• _Problem requirements_
Where the records hold the string "title", show the whole line it sits on.

• _Information supplied_
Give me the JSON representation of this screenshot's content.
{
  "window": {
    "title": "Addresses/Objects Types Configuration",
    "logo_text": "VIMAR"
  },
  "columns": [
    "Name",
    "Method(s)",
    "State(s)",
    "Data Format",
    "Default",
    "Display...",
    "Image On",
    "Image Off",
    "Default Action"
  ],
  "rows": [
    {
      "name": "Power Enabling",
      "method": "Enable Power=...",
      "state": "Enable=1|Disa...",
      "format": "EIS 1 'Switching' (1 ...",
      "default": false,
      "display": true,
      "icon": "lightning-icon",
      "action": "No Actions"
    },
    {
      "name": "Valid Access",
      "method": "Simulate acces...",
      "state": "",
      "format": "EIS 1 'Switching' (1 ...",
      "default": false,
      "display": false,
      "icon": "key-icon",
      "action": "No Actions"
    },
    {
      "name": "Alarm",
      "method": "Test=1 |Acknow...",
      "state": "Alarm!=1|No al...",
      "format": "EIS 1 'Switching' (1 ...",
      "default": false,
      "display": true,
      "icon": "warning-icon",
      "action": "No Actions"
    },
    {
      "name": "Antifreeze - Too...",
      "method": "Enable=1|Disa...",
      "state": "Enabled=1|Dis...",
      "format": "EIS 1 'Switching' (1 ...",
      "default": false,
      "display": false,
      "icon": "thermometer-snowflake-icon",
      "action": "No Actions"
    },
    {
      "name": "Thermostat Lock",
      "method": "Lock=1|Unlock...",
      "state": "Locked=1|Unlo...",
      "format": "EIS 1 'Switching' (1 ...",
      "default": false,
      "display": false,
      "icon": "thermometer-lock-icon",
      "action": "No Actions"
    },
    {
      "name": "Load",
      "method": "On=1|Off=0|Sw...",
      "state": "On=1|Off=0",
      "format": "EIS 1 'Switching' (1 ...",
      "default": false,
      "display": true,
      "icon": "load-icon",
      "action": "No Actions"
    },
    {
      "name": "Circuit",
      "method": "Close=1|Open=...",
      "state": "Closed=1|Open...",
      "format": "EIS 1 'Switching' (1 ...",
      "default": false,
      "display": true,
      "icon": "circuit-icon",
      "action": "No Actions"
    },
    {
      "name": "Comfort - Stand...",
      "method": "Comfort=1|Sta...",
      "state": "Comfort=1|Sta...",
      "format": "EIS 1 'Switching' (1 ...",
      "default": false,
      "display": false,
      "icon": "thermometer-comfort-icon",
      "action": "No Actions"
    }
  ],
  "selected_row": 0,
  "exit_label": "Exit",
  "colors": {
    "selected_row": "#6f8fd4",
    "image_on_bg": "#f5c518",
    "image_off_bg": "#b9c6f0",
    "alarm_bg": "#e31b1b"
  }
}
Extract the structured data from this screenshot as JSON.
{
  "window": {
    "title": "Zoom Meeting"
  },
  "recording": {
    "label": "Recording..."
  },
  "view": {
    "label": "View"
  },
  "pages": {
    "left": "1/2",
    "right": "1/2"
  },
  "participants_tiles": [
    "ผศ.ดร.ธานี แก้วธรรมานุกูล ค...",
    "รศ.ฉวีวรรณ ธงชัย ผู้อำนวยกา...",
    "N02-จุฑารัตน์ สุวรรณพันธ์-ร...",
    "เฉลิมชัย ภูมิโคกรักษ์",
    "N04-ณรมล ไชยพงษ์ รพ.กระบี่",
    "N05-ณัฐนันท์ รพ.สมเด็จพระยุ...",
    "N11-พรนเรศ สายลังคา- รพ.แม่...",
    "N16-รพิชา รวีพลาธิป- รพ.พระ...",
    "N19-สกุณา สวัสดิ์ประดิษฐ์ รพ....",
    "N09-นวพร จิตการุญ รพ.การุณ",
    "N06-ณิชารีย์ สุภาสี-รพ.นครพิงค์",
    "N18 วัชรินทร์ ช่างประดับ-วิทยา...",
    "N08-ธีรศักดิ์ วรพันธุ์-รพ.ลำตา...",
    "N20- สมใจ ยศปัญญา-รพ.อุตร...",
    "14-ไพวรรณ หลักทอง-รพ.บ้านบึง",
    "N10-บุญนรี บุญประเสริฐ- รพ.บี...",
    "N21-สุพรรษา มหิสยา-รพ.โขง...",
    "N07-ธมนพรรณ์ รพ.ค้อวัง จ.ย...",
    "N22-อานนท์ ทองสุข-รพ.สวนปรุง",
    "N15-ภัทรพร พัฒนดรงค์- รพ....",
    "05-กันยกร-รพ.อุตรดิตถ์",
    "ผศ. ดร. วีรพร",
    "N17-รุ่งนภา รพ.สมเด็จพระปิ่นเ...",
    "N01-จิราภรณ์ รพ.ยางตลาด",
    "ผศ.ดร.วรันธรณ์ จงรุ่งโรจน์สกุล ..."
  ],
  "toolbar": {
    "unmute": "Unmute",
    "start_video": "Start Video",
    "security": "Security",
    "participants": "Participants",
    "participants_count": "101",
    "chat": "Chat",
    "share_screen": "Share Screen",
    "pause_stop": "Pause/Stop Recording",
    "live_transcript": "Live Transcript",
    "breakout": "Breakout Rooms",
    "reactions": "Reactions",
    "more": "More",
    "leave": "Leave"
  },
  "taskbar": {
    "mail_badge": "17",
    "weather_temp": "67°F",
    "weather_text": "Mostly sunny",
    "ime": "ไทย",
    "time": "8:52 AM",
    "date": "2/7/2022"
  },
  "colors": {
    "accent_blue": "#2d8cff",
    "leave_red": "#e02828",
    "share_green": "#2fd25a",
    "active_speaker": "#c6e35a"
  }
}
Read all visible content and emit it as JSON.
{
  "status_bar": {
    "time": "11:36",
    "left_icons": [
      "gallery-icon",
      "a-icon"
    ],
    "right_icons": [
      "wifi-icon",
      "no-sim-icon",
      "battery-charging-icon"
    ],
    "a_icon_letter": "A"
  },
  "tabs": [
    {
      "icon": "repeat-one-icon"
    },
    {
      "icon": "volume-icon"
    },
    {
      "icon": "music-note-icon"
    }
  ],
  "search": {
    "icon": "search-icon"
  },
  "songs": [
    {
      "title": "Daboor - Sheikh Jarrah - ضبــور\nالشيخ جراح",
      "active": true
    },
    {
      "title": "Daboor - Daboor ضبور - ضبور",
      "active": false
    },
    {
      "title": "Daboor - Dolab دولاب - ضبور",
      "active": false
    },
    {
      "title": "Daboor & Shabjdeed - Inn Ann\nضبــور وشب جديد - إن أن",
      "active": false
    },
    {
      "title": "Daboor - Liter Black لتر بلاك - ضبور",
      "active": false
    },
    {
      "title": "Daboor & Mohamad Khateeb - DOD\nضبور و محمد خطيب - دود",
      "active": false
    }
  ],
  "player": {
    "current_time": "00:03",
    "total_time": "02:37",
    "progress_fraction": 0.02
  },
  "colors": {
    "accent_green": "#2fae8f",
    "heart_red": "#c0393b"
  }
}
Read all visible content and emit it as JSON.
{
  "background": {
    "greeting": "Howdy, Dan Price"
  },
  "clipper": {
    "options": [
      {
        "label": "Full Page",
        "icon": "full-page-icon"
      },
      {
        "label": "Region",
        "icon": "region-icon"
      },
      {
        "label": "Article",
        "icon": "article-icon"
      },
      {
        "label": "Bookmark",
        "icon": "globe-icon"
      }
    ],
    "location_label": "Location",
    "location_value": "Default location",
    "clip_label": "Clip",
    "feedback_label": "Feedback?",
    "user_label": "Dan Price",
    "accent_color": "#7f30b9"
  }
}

• _Output for this task_
    "title": "Addresses/Objects Types Configuration",
    "title": "Zoom Meeting"
      "title": "Daboor - Sheikh Jarrah - ضبــور\nالشيخ جراح",
      "title": "Daboor - Daboor ضبور - ضبور",
      "title": "Daboor - Dolab دولاب - ضبور",
      "title": "Daboor & Shabjdeed - Inn Ann\nضبــور وشب جديد - إن أن",
      "title": "Daboor - Liter Black لتر بلاك - ضبور",
      "title": "Daboor & Mohamad Khateeb - DOD\nضبور و محمد خطيب - دود",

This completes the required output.